That overpass not only will make a difference in the traffic, now and later, on 2100 but will also rid the town of some poor structures which have several years on them. That should improve some of the aesthetics.
A Trip South
Last week the Springers went Southwest again to visit Corpus Christi for the third year in a row. During the seven years we have visited here during the winter we have spent some time in the San Antonio area and one winter we spent about a week in Mexico City.
During our visit last week we did the usual things around Padre and Mustang Islands and the coastal area of Corpus. We expected some rain during the latter part of the week (which did occur) so we did most of our outside site-seeing during the early part of the week.
One day we drove out to Alice to visit that small town for the first time. I bought a band for my cowboy hat and a nice leather case for Lindas cell phone. That will be unique back home in West Virginia.
Later that same day we headed down to Kingsville where we stopped for a short time and revisited the King Ranch. Then we headed further down Rt. 77 to the small village of Riviera, drove East to Riviera Beach and had a meal at a good restaurant — Baffin Bay Café. That is as far South as we have visited in Texas.
During my 35 year career with Union Carbide Corporation I got to every stateside chemical plant it had except the one at Brownsville. Maybe next time well see more of the South Texas coast.
Such are the people, places and things that have touched my life in my home.
The 5th Annual Festival of Hope took place at the Winnie-Stowell Park on March 7th.
Even with the recent hurricane and the problems with the economy, we had a nice turnout.
Horseshoes For Hope was a big success this year. We raised $240 at the horseshoe tournament.
The garage sale raised $535.00 dollars this year. We sold snow cones, homemade jelly, raffle tickets, various items and had a silent auction. The car show and other fund raisers raised $1433. We had 4 vendors this year that each made a contribution to Relay For Life/The American Cancer Society. We raised a total of $2,200.00 for the American Cancer Society via Relay For Life. We would like to thank everyone who helped make this event possible!
Relay for Life
N. L. Deen, 75, Huffman
Please see print edition for details.
The Pilot Club of Highlands 11th Annual Community Fair was held Sat. Feb. 28th at the Highlands Elem. School.
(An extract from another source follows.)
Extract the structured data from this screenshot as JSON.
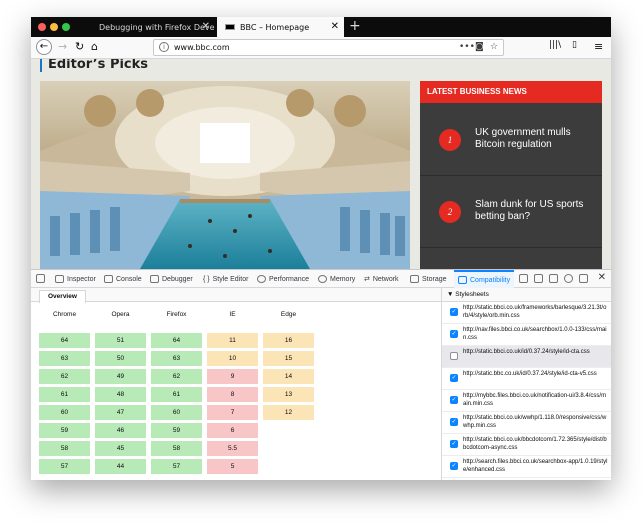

We had good weather this year. Our turnout for the fair was around 500 people. The community came out and had a good time with out entertainers, singing and a big show for the Assembly of God church Average Joes that had everyone on the edge of their seats.
The BBQ was enjoyed by all, thanks to Kenneth Boudreux and crew.
Our President Susan Precht and all the members of the club would like to take this opportunity to say a big Thank You to everyone and to our businesses that support us every year. It if wasnt for you, our fair wouldnt be a success.
The fair is our major fundraiser of the year, with our main focus being on brain-related injuries and Alzheimers prevention. We would not be able to continue supporting of all our projects and giving back to the community if it wasnt for you.
Pilot Club of Highlands